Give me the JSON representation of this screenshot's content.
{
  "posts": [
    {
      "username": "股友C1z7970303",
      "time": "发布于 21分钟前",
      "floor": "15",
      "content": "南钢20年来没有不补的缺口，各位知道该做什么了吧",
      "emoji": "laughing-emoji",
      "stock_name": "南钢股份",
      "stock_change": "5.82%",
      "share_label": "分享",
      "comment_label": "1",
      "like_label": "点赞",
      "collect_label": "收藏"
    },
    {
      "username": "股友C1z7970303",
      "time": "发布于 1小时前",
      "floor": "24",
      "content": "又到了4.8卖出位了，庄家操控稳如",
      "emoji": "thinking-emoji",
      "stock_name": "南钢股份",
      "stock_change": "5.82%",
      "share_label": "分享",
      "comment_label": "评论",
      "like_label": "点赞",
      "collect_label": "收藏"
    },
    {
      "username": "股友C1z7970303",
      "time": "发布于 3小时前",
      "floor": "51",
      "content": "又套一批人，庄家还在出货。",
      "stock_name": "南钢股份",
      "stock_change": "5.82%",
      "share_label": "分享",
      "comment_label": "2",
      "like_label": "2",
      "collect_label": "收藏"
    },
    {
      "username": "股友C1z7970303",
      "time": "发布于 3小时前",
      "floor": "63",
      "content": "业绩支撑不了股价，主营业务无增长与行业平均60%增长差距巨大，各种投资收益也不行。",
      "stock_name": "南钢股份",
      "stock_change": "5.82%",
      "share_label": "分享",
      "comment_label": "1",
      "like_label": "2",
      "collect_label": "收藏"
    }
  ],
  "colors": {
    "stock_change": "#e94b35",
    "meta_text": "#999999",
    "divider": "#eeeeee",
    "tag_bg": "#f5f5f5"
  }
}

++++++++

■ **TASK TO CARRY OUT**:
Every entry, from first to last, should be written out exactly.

■ **FINAL ANSWER**:
Give me the JSON representation of this screenshot's content.
{
  "posts": [
    {
      "username": "股友C1z7970303",
      "time": "发布于 21分钟前",
      "floor": "15",
      "content": "南钢20年来没有不补的缺口，各位知道该做什么了吧",
      "emoji": "laughing-emoji",
      "stock_name": "南钢股份",
      "stock_change": "5.82%",
      "share_label": "分享",
      "comment_label": "1",
      "like_label": "点赞",
      "collect_label": "收藏"
    },
    {
      "username": "股友C1z7970303",
      "time": "发布于 1小时前",
      "floor": "24",
      "content": "又到了4.8卖出位了，庄家操控稳如",
      "emoji": "thinking-emoji",
      "stock_name": "南钢股份",
      "stock_change": "5.82%",
      "share_label": "分享",
      "comment_label": "评论",
      "like_label": "点赞",
      "collect_label": "收藏"
    },
    {
      "username": "股友C1z7970303",
      "time": "发布于 3小时前",
      "floor": "51",
      "content": "又套一批人，庄家还在出货。",
      "stock_name": "南钢股份",
      "stock_change": "5.82%",
      "share_label": "分享",
      "comment_label": "2",
      "like_label": "2",
      "collect_label": "收藏"
    },
    {
      "username": "股友C1z7970303",
      "time": "发布于 3小时前",
      "floor": "63",
      "content": "业绩支撑不了股价，主营业务无增长与行业平均60%增长差距巨大，各种投资收益也不行。",
      "stock_name": "南钢股份",
      "stock_change": "5.82%",
      "share_label": "分享",
      "comment_label": "1",
      "like_label": "2",
      "collect_label": "收藏"
    }
  ],
  "colors": {
    "stock_change": "#e94b35",
    "meta_text": "#999999",
    "divider": "#eeeeee",
    "tag_bg": "#f5f5f5"
  }
}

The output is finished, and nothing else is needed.